Your objective –
Report every line from the following entries that contains the string "shortcut".

(Data records for software interfaces)
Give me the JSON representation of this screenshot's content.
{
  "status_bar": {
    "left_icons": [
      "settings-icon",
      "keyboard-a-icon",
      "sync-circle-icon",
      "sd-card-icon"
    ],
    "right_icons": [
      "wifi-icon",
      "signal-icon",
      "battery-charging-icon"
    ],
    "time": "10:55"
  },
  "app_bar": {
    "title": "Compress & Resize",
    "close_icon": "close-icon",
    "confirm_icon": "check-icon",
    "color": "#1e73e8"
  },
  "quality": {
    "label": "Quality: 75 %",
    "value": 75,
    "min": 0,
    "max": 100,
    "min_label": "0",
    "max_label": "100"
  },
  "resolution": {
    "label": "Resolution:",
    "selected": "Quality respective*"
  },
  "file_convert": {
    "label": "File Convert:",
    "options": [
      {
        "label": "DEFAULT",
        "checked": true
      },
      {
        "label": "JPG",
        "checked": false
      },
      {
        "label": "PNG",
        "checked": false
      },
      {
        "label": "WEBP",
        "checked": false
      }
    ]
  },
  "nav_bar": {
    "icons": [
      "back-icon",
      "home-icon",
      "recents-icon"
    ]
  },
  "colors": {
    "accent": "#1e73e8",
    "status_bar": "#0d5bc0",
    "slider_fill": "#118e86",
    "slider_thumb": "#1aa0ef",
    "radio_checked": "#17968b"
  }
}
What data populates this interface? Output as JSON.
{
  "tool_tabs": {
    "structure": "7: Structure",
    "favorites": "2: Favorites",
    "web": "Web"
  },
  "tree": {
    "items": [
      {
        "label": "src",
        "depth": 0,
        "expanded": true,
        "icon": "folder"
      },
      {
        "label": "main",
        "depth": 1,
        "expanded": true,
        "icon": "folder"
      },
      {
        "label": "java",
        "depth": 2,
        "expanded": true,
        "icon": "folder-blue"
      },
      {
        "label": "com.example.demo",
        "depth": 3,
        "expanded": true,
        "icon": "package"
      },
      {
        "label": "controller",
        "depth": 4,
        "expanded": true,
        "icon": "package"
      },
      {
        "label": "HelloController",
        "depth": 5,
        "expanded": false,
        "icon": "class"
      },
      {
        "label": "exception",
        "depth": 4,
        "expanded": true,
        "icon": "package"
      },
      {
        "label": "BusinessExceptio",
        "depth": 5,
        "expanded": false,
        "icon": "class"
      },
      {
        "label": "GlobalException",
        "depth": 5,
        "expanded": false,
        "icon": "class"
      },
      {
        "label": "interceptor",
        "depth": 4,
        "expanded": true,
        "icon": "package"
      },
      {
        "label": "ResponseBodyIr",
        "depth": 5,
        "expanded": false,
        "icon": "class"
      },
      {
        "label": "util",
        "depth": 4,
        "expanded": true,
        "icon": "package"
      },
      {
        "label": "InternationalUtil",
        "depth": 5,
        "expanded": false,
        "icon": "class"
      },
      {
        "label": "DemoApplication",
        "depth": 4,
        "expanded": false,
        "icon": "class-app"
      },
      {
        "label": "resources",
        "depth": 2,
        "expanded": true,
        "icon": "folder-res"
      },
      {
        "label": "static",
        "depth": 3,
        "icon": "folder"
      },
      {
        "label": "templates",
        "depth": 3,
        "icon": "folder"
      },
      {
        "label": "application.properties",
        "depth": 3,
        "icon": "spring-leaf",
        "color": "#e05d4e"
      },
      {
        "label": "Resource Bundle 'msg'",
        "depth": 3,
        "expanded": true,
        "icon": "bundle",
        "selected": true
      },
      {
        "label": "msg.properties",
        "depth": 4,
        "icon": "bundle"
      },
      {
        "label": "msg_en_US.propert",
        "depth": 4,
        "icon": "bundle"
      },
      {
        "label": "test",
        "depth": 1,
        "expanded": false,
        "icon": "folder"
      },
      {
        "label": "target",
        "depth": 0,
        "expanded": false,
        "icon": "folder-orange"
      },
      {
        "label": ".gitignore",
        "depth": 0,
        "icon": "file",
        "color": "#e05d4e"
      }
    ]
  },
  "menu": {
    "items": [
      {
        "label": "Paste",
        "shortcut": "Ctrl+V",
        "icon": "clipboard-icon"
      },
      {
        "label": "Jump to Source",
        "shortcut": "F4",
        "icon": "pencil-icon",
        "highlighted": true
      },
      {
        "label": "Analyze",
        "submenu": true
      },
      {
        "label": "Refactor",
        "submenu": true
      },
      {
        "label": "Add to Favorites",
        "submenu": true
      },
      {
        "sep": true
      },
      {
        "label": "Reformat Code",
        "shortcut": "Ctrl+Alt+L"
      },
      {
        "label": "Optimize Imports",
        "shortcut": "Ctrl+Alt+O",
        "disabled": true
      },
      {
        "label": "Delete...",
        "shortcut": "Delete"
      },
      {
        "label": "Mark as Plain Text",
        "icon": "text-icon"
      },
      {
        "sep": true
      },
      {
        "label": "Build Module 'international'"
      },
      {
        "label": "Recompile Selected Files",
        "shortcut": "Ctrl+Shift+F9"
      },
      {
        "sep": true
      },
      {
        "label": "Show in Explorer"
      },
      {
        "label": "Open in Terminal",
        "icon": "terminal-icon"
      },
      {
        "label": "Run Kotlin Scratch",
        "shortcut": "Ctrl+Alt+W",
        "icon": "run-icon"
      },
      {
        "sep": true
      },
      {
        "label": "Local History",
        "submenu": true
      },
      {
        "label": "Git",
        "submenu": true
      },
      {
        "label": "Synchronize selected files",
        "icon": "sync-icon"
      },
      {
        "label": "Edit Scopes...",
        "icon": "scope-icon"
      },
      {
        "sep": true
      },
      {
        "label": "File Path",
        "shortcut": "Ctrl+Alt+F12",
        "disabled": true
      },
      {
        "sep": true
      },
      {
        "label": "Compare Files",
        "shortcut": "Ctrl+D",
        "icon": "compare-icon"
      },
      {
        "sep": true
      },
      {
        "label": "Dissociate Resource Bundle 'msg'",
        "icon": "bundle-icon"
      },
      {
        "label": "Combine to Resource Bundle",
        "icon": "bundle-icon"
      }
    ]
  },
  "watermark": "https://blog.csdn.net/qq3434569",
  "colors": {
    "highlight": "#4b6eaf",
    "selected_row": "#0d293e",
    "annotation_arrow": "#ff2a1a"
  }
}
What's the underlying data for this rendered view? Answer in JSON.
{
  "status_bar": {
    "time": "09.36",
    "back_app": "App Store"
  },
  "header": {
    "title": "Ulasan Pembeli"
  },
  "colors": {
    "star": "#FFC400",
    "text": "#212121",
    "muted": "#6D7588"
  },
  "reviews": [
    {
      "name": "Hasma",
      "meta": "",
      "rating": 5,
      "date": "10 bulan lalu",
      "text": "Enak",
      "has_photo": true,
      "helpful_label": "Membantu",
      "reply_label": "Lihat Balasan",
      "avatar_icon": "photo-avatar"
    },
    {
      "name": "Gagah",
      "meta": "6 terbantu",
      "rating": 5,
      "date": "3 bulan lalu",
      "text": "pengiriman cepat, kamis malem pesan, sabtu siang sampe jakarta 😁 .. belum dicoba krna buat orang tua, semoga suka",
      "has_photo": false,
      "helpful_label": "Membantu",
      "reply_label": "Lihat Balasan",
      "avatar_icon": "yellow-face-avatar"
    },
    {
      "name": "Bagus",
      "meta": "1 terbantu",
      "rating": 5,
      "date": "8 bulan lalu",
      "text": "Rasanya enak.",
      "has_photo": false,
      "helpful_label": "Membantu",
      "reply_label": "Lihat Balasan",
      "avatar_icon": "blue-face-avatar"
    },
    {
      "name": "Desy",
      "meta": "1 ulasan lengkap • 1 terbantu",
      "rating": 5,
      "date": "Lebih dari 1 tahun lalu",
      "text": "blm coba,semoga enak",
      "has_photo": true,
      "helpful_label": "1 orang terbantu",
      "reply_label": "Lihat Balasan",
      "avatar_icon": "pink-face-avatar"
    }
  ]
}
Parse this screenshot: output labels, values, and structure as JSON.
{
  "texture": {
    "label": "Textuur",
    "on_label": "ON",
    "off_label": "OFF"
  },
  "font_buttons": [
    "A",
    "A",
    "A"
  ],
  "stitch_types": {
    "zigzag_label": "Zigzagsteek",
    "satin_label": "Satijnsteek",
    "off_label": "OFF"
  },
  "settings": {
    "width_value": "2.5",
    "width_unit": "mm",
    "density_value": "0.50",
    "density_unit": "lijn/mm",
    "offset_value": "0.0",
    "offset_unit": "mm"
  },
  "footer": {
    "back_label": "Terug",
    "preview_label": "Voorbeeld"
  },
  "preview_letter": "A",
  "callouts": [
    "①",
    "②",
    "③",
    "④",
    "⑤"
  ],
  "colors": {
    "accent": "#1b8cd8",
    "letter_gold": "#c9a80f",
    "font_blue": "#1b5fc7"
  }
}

Response below –
        "shortcut": "Ctrl+V",
        "shortcut": "F4",
        "shortcut": "Ctrl+Alt+L"
        "shortcut": "Ctrl+Alt+O",
        "shortcut": "Delete"
        "shortcut": "Ctrl+Shift+F9"
        "shortcut": "Ctrl+Alt+W",
        "shortcut": "Ctrl+Alt+F12",
        "shortcut": "Ctrl+D",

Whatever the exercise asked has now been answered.